*** Opening of Data for review ***

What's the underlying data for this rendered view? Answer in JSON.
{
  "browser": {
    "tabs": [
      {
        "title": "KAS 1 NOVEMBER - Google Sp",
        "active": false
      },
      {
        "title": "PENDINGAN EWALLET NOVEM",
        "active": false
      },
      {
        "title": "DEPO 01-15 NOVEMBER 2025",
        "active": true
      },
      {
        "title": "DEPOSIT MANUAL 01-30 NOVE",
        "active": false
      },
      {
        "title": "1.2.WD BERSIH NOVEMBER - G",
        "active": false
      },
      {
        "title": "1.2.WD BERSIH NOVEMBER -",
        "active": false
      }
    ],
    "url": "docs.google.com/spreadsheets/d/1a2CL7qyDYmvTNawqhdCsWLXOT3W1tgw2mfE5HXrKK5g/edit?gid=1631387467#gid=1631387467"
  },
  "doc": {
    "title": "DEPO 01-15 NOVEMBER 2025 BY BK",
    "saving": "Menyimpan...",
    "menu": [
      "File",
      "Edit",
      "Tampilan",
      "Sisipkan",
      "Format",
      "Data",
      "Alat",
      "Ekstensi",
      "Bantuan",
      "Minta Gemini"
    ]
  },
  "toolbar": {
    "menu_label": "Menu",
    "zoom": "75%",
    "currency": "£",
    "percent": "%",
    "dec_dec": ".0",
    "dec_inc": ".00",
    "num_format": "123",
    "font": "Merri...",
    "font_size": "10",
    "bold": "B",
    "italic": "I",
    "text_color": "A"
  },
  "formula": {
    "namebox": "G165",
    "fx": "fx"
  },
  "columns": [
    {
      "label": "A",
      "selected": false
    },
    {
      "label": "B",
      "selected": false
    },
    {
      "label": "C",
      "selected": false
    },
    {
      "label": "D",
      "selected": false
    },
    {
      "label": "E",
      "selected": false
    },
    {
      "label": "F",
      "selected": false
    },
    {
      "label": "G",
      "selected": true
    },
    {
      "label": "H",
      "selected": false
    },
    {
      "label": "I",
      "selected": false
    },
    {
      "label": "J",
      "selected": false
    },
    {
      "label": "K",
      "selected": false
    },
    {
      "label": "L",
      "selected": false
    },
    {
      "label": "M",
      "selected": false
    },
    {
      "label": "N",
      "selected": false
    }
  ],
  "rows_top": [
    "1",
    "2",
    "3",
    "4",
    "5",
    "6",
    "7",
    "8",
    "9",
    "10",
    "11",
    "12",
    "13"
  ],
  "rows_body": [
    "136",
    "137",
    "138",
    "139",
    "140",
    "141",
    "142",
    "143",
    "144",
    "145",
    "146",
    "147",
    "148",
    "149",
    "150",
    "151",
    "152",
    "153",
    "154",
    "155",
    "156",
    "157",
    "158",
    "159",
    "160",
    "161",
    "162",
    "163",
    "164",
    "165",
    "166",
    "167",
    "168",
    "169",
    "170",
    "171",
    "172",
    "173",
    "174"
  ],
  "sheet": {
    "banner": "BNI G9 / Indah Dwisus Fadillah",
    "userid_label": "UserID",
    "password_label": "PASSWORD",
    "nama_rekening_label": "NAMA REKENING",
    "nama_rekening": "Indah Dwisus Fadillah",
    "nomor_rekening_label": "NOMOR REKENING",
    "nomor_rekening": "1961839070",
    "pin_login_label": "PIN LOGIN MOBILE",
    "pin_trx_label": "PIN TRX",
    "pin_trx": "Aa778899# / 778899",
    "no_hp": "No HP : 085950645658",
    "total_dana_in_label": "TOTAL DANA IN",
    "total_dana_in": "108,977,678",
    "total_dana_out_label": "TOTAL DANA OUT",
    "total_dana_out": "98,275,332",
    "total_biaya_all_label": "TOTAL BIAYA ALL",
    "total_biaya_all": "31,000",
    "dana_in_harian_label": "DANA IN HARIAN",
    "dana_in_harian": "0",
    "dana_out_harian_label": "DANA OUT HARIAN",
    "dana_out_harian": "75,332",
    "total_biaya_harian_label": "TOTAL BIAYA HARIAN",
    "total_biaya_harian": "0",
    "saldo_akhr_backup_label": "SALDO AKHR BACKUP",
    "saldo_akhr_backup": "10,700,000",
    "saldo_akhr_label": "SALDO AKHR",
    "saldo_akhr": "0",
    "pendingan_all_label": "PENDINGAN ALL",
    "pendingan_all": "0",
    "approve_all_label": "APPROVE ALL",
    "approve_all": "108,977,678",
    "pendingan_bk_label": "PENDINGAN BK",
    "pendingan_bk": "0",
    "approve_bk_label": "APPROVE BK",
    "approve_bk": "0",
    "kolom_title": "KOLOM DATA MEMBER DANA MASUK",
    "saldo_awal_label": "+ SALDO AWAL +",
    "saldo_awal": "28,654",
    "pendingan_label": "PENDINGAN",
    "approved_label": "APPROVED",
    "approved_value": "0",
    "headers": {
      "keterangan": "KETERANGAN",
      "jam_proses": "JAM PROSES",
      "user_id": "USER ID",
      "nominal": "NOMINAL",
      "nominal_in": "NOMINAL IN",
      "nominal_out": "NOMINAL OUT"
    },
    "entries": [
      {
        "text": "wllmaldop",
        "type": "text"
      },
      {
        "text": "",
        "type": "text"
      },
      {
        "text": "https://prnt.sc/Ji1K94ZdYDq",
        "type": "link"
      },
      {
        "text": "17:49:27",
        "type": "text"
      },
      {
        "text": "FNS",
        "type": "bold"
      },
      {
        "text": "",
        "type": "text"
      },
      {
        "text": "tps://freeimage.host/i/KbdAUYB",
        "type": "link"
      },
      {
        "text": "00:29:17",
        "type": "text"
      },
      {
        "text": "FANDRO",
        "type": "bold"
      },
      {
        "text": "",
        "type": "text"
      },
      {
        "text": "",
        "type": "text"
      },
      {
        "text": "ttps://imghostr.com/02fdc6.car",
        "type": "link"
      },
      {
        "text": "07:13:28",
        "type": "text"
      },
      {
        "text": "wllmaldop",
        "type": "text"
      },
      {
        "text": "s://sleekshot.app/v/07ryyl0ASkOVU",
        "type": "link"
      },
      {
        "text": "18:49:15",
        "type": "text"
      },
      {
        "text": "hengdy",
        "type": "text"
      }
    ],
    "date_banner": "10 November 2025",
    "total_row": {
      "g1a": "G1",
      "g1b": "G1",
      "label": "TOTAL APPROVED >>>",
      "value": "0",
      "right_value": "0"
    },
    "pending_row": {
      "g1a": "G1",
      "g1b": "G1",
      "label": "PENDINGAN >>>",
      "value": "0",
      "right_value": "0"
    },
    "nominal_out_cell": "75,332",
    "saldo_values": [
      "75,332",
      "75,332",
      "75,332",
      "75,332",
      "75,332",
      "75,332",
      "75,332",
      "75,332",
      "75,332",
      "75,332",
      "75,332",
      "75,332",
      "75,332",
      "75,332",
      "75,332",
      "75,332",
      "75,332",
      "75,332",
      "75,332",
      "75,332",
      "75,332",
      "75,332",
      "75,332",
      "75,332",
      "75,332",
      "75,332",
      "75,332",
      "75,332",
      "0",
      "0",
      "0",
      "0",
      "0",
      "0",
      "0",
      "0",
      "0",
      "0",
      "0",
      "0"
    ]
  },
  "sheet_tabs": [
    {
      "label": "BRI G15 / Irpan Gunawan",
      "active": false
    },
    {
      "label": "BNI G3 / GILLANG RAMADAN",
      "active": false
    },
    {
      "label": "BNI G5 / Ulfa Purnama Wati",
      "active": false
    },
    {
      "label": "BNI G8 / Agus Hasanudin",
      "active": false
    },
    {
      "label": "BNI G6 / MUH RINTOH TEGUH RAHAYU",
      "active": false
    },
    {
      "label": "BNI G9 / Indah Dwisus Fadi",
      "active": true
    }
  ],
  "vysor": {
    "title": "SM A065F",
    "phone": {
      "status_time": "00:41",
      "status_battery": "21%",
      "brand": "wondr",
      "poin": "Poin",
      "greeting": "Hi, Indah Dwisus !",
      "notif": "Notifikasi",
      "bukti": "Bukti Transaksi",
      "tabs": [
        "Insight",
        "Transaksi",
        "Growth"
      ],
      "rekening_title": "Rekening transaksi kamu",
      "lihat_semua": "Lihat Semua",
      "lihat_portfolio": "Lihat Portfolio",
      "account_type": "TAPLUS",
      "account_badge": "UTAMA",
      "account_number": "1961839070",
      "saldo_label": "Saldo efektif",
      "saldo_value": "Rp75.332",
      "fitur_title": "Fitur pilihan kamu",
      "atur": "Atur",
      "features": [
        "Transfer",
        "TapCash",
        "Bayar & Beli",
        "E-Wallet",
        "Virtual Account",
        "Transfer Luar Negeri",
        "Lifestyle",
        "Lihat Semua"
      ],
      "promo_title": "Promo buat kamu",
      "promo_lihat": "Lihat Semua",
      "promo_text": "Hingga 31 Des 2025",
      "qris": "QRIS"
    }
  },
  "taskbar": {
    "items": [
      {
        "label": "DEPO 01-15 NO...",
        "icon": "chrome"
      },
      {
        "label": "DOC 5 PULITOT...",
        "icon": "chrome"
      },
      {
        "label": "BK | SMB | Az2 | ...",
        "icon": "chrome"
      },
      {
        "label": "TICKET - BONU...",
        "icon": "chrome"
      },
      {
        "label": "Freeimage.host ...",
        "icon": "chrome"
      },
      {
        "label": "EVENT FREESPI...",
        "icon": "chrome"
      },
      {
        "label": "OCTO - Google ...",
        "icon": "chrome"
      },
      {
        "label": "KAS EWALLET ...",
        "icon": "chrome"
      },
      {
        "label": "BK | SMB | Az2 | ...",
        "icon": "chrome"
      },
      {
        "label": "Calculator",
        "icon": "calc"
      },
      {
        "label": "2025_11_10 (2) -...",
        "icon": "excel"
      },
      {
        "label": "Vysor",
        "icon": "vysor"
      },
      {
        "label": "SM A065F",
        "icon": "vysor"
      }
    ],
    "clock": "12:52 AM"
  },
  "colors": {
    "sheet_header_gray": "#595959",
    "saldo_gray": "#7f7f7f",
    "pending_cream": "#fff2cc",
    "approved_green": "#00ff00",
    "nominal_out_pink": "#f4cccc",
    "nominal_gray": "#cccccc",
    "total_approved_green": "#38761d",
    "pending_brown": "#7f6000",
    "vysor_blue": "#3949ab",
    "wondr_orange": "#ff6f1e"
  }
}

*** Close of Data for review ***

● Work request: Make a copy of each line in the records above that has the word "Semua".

● Reply to the task:
      "lihat_semua": "Lihat Semua",
        "Lihat Semua"
      "promo_lihat": "Lihat Semua",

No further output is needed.